The roller-delayed blowback system can be confusing at times to understand, but I hope this video is educational in understanding how G3/MP5 type actions work. The term “roller-locked” is an incorrect description due to how this system is designed. Unlike the FAL and other popular .308 rifles of yesteryear, the G3/PTR91/C308 do not use a gas system to cycle the heavy .308 cartridge.

It uses the power of its own recoil to cycle the action. It actually does this very well since the .308/7.62×51 NATO is very stout. The roller-delayed blowback system is not rare by any means, nor is it new. The MG42 used a similar system and the design was adapted to a later experimental rifle, which ended up being the influence for the design of the CETME rifle out of Spain.

With a storied history and a good track record for reliability, this rifle also comes with some flaws, just like any other system. The rollers on the roller-delayed blowback system are the center of the systems function and how well it works, hence it being the first word in the description of the operation. Their size and the angle of the locking piece dictate what kind of loads will be able to cycle out of this rifle.

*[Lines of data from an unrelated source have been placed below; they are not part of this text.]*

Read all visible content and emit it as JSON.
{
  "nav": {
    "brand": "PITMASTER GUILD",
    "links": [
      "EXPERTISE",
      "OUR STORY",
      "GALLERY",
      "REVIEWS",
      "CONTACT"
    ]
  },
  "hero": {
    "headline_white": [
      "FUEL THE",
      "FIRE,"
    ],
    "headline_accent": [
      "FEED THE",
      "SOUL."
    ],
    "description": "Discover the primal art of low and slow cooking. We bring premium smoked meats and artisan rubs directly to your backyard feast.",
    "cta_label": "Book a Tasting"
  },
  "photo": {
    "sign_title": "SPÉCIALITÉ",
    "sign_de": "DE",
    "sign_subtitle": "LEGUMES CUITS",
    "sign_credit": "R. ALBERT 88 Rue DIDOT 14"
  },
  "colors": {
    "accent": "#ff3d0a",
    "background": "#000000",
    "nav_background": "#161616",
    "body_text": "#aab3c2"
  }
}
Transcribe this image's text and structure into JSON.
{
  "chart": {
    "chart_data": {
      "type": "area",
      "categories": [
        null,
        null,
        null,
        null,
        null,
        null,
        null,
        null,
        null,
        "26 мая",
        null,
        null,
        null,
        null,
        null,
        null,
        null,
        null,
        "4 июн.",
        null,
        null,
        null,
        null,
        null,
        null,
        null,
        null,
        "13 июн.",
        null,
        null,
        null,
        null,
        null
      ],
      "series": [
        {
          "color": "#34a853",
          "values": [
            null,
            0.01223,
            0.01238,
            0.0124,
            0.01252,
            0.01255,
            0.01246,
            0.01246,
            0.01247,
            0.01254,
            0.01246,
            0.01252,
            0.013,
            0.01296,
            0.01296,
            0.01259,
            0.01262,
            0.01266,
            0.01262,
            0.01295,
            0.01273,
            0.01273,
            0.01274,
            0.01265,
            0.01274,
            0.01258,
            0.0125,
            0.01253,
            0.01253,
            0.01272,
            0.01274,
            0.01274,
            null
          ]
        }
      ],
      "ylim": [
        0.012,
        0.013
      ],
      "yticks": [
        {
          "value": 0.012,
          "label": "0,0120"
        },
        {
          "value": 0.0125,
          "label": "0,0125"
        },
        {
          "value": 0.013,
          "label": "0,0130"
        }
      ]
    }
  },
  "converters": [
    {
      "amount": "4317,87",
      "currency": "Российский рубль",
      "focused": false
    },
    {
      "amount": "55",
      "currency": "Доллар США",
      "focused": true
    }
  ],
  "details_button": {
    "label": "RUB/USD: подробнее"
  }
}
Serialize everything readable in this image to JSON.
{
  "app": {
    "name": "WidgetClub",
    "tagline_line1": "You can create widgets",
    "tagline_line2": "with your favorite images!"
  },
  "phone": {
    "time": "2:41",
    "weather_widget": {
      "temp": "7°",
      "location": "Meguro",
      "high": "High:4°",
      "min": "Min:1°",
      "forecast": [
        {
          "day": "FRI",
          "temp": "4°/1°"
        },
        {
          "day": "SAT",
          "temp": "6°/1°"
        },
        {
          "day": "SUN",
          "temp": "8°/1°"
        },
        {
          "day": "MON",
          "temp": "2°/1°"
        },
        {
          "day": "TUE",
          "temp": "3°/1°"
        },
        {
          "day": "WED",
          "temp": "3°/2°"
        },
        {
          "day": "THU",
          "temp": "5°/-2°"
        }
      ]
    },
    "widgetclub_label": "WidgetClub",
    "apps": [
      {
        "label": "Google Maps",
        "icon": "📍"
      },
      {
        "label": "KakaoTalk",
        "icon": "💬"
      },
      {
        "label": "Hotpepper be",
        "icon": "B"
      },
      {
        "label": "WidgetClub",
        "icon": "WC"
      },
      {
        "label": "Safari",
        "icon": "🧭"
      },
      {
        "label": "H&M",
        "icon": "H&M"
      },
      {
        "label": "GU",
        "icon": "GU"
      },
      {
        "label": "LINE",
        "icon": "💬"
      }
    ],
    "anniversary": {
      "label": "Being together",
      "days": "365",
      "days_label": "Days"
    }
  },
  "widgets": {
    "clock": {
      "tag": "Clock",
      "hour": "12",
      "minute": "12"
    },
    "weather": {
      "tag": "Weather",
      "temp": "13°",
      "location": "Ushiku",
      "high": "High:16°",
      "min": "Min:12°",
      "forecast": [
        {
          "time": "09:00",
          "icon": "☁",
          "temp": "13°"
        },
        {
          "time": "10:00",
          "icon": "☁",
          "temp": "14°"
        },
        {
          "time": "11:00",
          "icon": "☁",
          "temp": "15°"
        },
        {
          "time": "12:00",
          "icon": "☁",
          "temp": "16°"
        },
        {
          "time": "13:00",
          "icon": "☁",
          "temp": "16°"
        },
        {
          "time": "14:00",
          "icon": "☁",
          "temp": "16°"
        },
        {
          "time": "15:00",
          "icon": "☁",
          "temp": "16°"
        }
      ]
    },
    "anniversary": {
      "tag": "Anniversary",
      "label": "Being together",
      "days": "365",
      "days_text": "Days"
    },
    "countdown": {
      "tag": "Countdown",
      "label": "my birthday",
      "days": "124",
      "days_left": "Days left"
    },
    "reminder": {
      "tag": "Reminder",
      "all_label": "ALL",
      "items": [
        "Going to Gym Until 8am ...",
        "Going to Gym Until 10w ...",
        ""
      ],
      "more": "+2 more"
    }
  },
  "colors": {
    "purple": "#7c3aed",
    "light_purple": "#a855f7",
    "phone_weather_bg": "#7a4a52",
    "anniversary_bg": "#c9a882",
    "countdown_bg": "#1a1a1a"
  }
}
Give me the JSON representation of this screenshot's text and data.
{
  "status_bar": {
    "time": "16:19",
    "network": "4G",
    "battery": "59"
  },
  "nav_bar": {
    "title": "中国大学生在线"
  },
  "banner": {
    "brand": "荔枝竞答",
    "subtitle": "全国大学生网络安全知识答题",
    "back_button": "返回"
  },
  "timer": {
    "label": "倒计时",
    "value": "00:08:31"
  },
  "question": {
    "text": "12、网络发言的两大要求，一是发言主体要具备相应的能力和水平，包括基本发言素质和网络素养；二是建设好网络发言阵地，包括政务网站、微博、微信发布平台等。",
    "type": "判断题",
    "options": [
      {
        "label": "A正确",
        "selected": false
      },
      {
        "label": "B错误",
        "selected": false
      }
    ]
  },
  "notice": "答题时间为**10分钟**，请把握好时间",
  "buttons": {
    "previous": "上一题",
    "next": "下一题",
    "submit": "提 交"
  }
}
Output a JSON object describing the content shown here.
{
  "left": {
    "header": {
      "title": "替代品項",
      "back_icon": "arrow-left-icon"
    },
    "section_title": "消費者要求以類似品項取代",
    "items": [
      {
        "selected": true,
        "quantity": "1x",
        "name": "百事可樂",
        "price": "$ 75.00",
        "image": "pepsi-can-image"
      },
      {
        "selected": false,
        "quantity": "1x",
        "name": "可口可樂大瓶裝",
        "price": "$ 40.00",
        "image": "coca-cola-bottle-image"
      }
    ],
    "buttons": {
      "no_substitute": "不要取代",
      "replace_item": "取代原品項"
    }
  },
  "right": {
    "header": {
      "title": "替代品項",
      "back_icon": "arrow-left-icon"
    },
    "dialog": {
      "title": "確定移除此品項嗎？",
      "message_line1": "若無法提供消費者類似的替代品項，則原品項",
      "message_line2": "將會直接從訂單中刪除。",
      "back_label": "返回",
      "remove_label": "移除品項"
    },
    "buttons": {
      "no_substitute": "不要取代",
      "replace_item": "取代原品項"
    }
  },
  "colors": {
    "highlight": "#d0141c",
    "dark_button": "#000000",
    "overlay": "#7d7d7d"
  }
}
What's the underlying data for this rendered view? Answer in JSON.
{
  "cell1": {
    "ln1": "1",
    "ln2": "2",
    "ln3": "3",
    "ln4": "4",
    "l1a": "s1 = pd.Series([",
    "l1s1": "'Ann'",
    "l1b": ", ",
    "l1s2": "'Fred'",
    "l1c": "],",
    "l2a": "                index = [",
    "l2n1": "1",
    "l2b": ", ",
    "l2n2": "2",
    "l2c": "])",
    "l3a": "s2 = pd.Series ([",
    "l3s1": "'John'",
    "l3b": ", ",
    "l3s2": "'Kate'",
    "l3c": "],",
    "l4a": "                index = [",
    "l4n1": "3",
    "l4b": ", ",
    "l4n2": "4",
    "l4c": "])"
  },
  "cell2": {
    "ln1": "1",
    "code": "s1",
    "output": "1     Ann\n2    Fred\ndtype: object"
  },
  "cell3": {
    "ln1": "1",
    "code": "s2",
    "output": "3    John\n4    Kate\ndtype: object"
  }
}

I personally had issues cycling PDX-1 ammo out of my PTR. But this issue is simply caused by the fact that the springs, rollers, and locking piece were built to military spec, meaning it was built to function best with military ammo or hotter .308 rounds.

As with any system, if you take care of it, it will take care of you. Watch for the weak points, check the headspace occasionally, and keep it clean. If you do all this and keep it oiled in the right places, you will be golden.

by David Donchess

David Served in the USMC, deployed twice and got wounded. Retired and moved to Alaska. Has a passion for reviewing and testing guns and gear of all kinds. Enjoys working to dispel myths and show that you can train and practice in a realistic, safe, and practical way.

Image courtesy of Heckler and Koch.